**Try it**
Every line of the data must be copied exactly.
*** Opening of Data in this exercise ***
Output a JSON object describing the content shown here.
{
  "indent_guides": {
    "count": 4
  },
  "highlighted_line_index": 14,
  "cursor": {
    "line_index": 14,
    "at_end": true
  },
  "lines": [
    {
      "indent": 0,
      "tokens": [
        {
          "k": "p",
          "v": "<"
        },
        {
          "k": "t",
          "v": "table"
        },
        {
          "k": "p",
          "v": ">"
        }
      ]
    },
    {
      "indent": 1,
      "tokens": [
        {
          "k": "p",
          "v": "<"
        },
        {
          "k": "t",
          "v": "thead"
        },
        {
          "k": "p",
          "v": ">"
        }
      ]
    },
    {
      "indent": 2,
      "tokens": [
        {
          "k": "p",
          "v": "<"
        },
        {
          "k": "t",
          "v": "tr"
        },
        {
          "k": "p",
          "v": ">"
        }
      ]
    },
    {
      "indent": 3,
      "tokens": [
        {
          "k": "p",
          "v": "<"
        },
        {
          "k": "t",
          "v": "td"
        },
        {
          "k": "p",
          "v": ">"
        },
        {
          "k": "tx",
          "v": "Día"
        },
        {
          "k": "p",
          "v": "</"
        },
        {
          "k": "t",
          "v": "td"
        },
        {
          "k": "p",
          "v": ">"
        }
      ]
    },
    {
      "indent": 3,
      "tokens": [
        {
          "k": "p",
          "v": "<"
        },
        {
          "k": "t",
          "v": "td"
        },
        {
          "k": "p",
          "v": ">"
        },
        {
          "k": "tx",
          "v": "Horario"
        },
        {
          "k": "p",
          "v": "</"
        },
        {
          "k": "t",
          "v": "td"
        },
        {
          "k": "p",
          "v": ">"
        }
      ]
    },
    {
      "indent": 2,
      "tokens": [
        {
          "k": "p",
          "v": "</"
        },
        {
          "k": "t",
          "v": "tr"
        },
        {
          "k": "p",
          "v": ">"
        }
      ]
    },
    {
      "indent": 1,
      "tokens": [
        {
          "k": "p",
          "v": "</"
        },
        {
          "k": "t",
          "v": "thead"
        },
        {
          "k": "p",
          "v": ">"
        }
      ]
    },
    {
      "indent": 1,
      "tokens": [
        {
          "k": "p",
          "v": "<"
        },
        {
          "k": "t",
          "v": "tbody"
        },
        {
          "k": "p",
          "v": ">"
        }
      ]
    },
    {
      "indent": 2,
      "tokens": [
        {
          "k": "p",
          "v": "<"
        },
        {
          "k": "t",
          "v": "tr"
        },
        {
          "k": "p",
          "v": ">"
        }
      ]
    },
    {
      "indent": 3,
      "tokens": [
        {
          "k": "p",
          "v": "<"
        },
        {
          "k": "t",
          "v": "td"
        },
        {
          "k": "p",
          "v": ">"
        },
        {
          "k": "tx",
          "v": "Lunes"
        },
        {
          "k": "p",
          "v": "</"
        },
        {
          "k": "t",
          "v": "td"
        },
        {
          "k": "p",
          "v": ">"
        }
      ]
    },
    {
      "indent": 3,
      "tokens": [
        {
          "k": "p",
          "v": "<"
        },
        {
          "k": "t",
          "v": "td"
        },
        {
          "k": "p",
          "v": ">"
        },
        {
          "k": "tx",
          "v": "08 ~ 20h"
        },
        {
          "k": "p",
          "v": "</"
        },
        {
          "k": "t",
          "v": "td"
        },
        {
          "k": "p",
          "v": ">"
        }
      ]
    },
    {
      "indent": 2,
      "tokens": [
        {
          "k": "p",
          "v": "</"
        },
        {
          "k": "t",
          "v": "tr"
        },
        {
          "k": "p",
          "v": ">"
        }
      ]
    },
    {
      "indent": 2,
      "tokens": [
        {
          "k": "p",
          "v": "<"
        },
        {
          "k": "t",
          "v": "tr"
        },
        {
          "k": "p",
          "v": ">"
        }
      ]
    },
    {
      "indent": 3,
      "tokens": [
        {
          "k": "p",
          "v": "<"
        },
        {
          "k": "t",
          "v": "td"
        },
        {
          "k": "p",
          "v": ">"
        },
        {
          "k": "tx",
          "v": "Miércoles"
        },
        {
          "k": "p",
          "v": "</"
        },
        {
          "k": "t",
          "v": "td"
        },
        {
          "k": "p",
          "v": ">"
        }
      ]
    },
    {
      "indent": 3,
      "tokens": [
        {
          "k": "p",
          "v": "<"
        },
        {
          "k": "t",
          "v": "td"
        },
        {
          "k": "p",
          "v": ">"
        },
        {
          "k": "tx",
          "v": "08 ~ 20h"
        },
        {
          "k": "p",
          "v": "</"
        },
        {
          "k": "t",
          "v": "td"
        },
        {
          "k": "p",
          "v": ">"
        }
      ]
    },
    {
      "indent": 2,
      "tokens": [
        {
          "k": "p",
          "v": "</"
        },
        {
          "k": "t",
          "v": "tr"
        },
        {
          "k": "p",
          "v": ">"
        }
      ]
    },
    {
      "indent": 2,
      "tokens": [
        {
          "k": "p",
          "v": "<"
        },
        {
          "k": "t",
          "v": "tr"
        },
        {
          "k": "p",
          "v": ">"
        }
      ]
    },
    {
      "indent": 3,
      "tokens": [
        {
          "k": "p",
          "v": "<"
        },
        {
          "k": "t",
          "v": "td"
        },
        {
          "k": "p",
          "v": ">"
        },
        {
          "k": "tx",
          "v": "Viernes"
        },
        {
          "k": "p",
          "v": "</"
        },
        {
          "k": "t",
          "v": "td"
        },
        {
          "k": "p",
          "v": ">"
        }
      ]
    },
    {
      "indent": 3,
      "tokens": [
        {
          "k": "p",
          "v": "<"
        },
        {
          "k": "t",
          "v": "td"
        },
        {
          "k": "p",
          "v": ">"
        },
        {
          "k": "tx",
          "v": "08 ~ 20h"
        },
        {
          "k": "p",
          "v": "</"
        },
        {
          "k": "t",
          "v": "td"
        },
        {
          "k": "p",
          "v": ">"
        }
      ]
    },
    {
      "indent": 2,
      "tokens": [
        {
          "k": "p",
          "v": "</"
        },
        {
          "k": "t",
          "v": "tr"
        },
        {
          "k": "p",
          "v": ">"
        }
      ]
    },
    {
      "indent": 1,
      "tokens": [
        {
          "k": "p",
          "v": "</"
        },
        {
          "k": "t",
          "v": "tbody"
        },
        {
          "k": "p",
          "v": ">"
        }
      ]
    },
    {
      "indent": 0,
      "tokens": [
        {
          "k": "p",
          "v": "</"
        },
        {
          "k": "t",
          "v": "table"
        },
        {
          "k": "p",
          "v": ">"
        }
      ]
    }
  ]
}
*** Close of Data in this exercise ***
**Exercise answer**
Output a JSON object describing the content shown here.
{
  "indent_guides": {
    "count": 4
  },
  "highlighted_line_index": 14,
  "cursor": {
    "line_index": 14,
    "at_end": true
  },
  "lines": [
    {
      "indent": 0,
      "tokens": [
        {
          "k": "p",
          "v": "<"
        },
        {
          "k": "t",
          "v": "table"
        },
        {
          "k": "p",
          "v": ">"
        }
      ]
    },
    {
      "indent": 1,
      "tokens": [
        {
          "k": "p",
          "v": "<"
        },
        {
          "k": "t",
          "v": "thead"
        },
        {
          "k": "p",
          "v": ">"
        }
      ]
    },
    {
      "indent": 2,
      "tokens": [
        {
          "k": "p",
          "v": "<"
        },
        {
          "k": "t",
          "v": "tr"
        },
        {
          "k": "p",
          "v": ">"
        }
      ]
    },
    {
      "indent": 3,
      "tokens": [
        {
          "k": "p",
          "v": "<"
        },
        {
          "k": "t",
          "v": "td"
        },
        {
          "k": "p",
          "v": ">"
        },
        {
          "k": "tx",
          "v": "Día"
        },
        {
          "k": "p",
          "v": "</"
        },
        {
          "k": "t",
          "v": "td"
        },
        {
          "k": "p",
          "v": ">"
        }
      ]
    },
    {
      "indent": 3,
      "tokens": [
        {
          "k": "p",
          "v": "<"
        },
        {
          "k": "t",
          "v": "td"
        },
        {
          "k": "p",
          "v": ">"
        },
        {
          "k": "tx",
          "v": "Horario"
        },
        {
          "k": "p",
          "v": "</"
        },
        {
          "k": "t",
          "v": "td"
        },
        {
          "k": "p",
          "v": ">"
        }
      ]
    },
    {
      "indent": 2,
      "tokens": [
        {
          "k": "p",
          "v": "</"
        },
        {
          "k": "t",
          "v": "tr"
        },
        {
          "k": "p",
          "v": ">"
        }
      ]
    },
    {
      "indent": 1,
      "tokens": [
        {
          "k": "p",
          "v": "</"
        },
        {
          "k": "t",
          "v": "thead"
        },
        {
          "k": "p",
          "v": ">"
        }
      ]
    },
    {
      "indent": 1,
      "tokens": [
        {
          "k": "p",
          "v": "<"
        },
        {
          "k": "t",
          "v": "tbody"
        },
        {
          "k": "p",
          "v": ">"
        }
      ]
    },
    {
      "indent": 2,
      "tokens": [
        {
          "k": "p",
          "v": "<"
        },
        {
          "k": "t",
          "v": "tr"
        },
        {
          "k": "p",
          "v": ">"
        }
      ]
    },
    {
      "indent": 3,
      "tokens": [
        {
          "k": "p",
          "v": "<"
        },
        {
          "k": "t",
          "v": "td"
        },
        {
          "k": "p",
          "v": ">"
        },
        {
          "k": "tx",
          "v": "Lunes"
        },
        {
          "k": "p",
          "v": "</"
        },
        {
          "k": "t",
          "v": "td"
        },
        {
          "k": "p",
          "v": ">"
        }
      ]
    },
    {
      "indent": 3,
      "tokens": [
        {
          "k": "p",
          "v": "<"
        },
        {
          "k": "t",
          "v": "td"
        },
        {
          "k": "p",
          "v": ">"
        },
        {
          "k": "tx",
          "v": "08 ~ 20h"
        },
        {
          "k": "p",
          "v": "</"
        },
        {
          "k": "t",
          "v": "td"
        },
        {
          "k": "p",
          "v": ">"
        }
      ]
    },
    {
      "indent": 2,
      "tokens": [
        {
          "k": "p",
          "v": "</"
        },
        {
          "k": "t",
          "v": "tr"
        },
        {
          "k": "p",
          "v": ">"
        }
      ]
    },
    {
      "indent": 2,
      "tokens": [
        {
          "k": "p",
          "v": "<"
        },
        {
          "k": "t",
          "v": "tr"
        },
        {
          "k": "p",
          "v": ">"
        }
      ]
    },
    {
      "indent": 3,
      "tokens": [
        {
          "k": "p",
          "v": "<"
        },
        {
          "k": "t",
          "v": "td"
        },
        {
          "k": "p",
          "v": ">"
        },
        {
          "k": "tx",
          "v": "Miércoles"
        },
        {
          "k": "p",
          "v": "</"
        },
        {
          "k": "t",
          "v": "td"
        },
        {
          "k": "p",
          "v": ">"
        }
      ]
    },
    {
      "indent": 3,
      "tokens": [
        {
          "k": "p",
          "v": "<"
        },
        {
          "k": "t",
          "v": "td"
        },
        {
          "k": "p",
          "v": ">"
        },
        {
          "k": "tx",
          "v": "08 ~ 20h"
        },
        {
          "k": "p",
          "v": "</"
        },
        {
          "k": "t",
          "v": "td"
        },
        {
          "k": "p",
          "v": ">"
        }
      ]
    },
    {
      "indent": 2,
      "tokens": [
        {
          "k": "p",
          "v": "</"
        },
        {
          "k": "t",
          "v": "tr"
        },
        {
          "k": "p",
          "v": ">"
        }
      ]
    },
    {
      "indent": 2,
      "tokens": [
        {
          "k": "p",
          "v": "<"
        },
        {
          "k": "t",
          "v": "tr"
        },
        {
          "k": "p",
          "v": ">"
        }
      ]
    },
    {
      "indent": 3,
      "tokens": [
        {
          "k": "p",
          "v": "<"
        },
        {
          "k": "t",
          "v": "td"
        },
        {
          "k": "p",
          "v": ">"
        },
        {
          "k": "tx",
          "v": "Viernes"
        },
        {
          "k": "p",
          "v": "</"
        },
        {
          "k": "t",
          "v": "td"
        },
        {
          "k": "p",
          "v": ">"
        }
      ]
    },
    {
      "indent": 3,
      "tokens": [
        {
          "k": "p",
          "v": "<"
        },
        {
          "k": "t",
          "v": "td"
        },
        {
          "k": "p",
          "v": ">"
        },
        {
          "k": "tx",
          "v": "08 ~ 20h"
        },
        {
          "k": "p",
          "v": "</"
        },
        {
          "k": "t",
          "v": "td"
        },
        {
          "k": "p",
          "v": ">"
        }
      ]
    },
    {
      "indent": 2,
      "tokens": [
        {
          "k": "p",
          "v": "</"
        },
        {
          "k": "t",
          "v": "tr"
        },
        {
          "k": "p",
          "v": ">"
        }
      ]
    },
    {
      "indent": 1,
      "tokens": [
        {
          "k": "p",
          "v": "</"
        },
        {
          "k": "t",
          "v": "tbody"
        },
        {
          "k": "p",
          "v": ">"
        }
      ]
    },
    {
      "indent": 0,
      "tokens": [
        {
          "k": "p",
          "v": "</"
        },
        {
          "k": "t",
          "v": "table"
        },
        {
          "k": "p",
          "v": ">"
        }
      ]
    }
  ]
}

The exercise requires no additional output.